Last month I wrote about taking August off to write. It didn't go quite according to plan and I'm wondering if that's because I'm not dedicated enough to my writing. Maybe I'm not really a writer, deep inside? Do I need to be more single-minded, more disciplined? More obsessed?
A writer I respect once told me that writing must come first, always. It took me years to get over her dictum because I knew that a sad child or an ill partner would always come first for me, so I believed I couldn't be a proper writer.
The thing is, that life has a tendency of happening at you even if your main character is teetering on the brink and desperately needs you to write the next scene.
Real though my characters are to me, they don't die if I ignore them for a few weeks. They just get a bit pale and I get frustrated.
So here's what happened with my glorious month off. I spent the first two weeks of it sorting out family stuff that popped up the moment I cleared my desk. Very neat timing, very frustrating, but needs must.
Or must they? I'm willing to bet that Virginia Woolf and James Joyce and all those people I think of as serious writers didn't abandon their manuscripts for weeks while they drove around the country sorting out care packages, or interrogating GPs, or comforting someone whose life's about to change completely. Or, come to that, buying the weekly shop and cooking the evening meals.
The thing is, these things I do are part of me, so they're also part of me as a writer. I don't write domestic dramas, but I do write stories with people in them and everything I do feeds my writing.
The problem is finding time and space to think about my story and put the resulting words on the page.
Not writing for those first two weeks of August was awful. I got angry. I felt bad about being angry but I'm just not going to write a novel when someone I love is struggling. In the third week of August though, things calmed down and I wrote and wrote.
Then I had one week left. Just one week - I'd hoped to finish my first draft over the summer and there was no way, absolutely no way I could do that.
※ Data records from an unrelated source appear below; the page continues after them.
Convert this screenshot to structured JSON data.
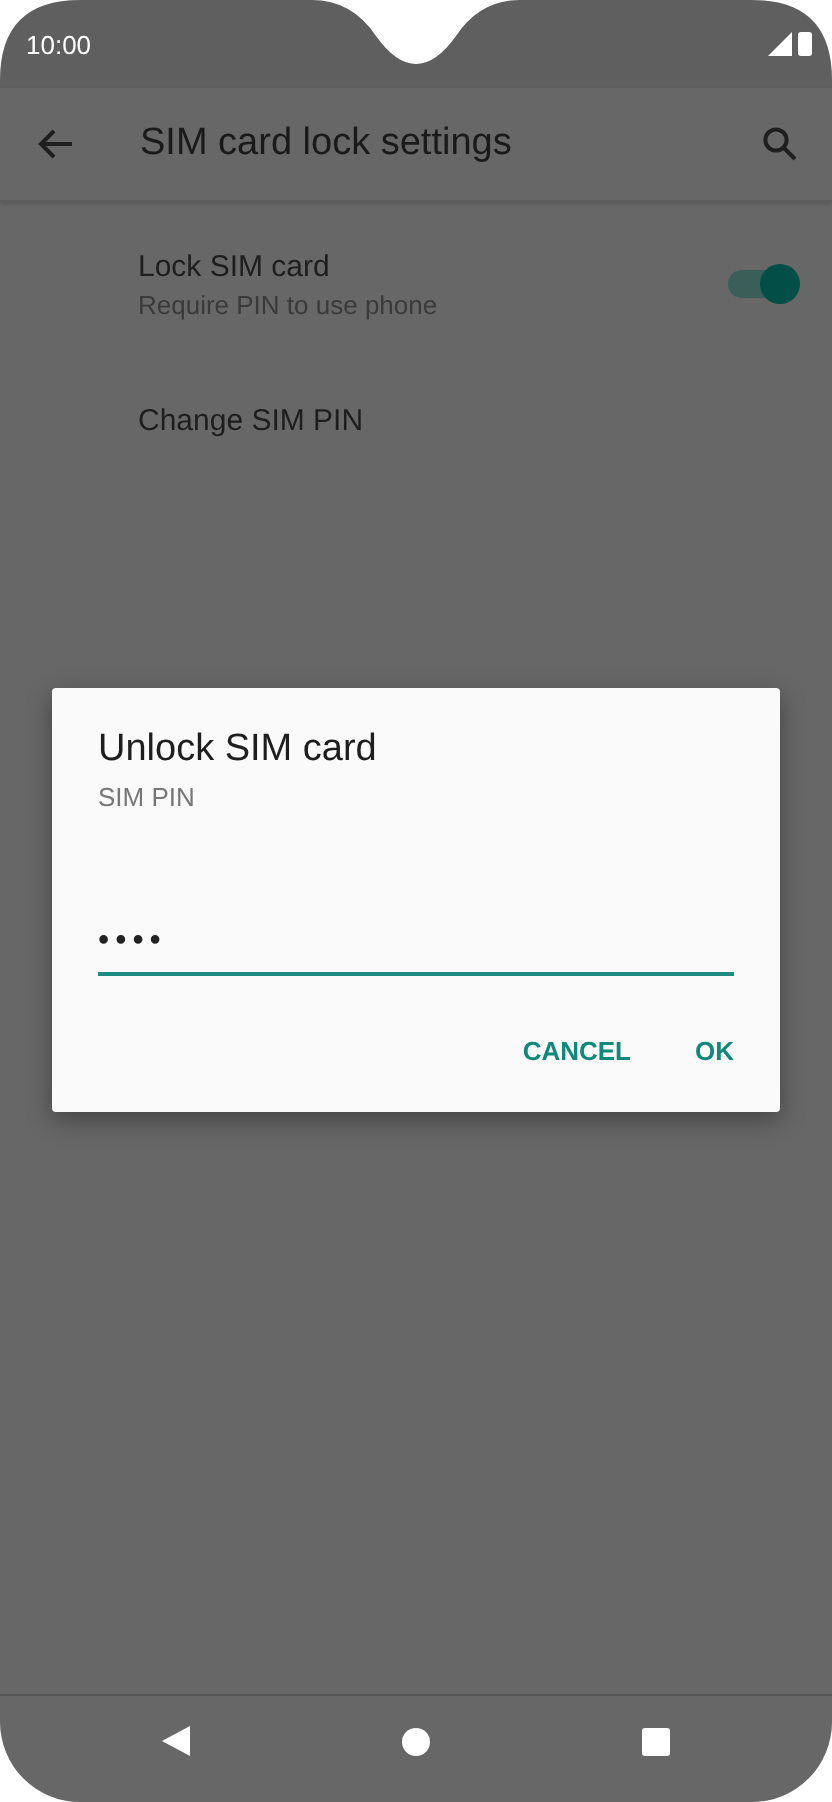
{
  "status_bar": {
    "time": "10:00"
  },
  "app_bar": {
    "title": "SIM card lock settings"
  },
  "settings": [
    {
      "kind": "toggle",
      "title": "Lock SIM card",
      "summary": "Require PIN to use phone",
      "on": true
    },
    {
      "kind": "plain",
      "title": "Change SIM PIN"
    }
  ],
  "dialog": {
    "title": "Unlock SIM card",
    "message": "SIM PIN",
    "field": {
      "value": "••••"
    },
    "buttons": [
      "CANCEL",
      "OK"
    ]
  }
}
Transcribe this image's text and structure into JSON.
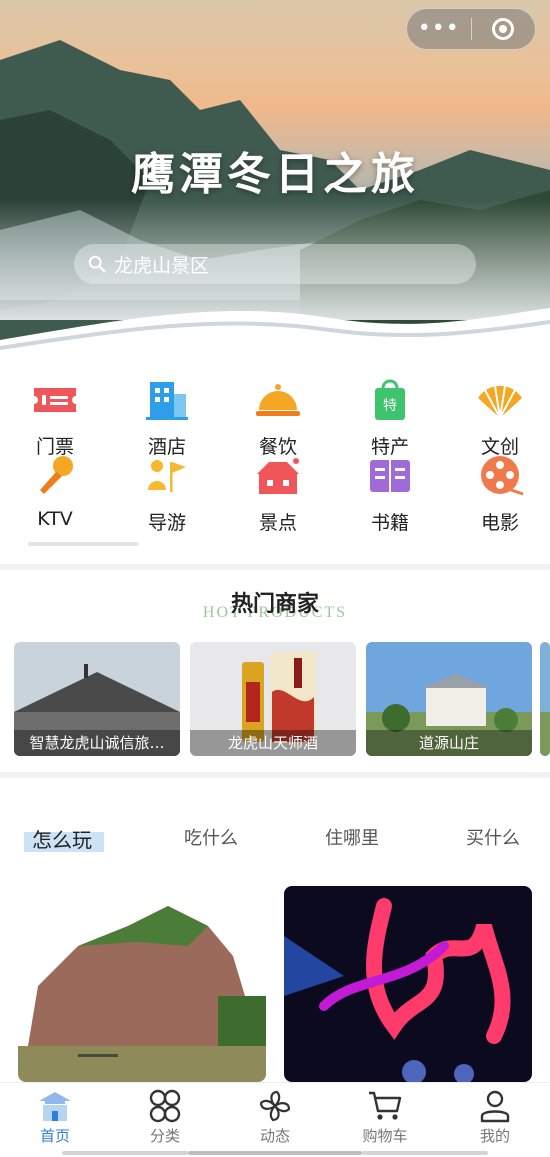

What's more my house would be full of people, and I'd never be able to concentrate - I wanted to be able to wander around talking to myself, lie on the floor to think, write at midnight or ten in the morning, whatever it took. So I took a deep breath, rented a flat in Hastings for four days, and caught the train with a bag holding my laptop and a swimming costume, and told my family that I was running away.
I think they understood. My family is a lovely family.
Hastings was heaven. I wrote, I thought, I wrote and I thought. I swam and walked up the cliffs. I slept after breakfast and dreamed of my characters and no one interrupted them. I talked to no one except some old friends with whom I had supper one night, and Deborah behind the bar of the Crown pub opposite, who made me excellent coffee each morning. That's all the human contact I needed.
I'm back now, and working again. But a month away from my desk - even if half of it wasn't spent writing - has given me a fresh determination to finish my novel. I took a couple of hours off yesterday to write and I'll do the same today.
The thing is, I suspect that writing slow suits me. I've only just understood my second main character's motivation. I began to see it last week while watching a bunch of people at a neighbouring breakfast table in a conference centre play power over their muesli. I spent the next few days driving up and down the country listening to old, old music, with that scene simmering in my mind. It's on the page now, transplanted and transformed and I know what's happening in my story far better. Sometimes a good story just takes time, and I'm ok with that.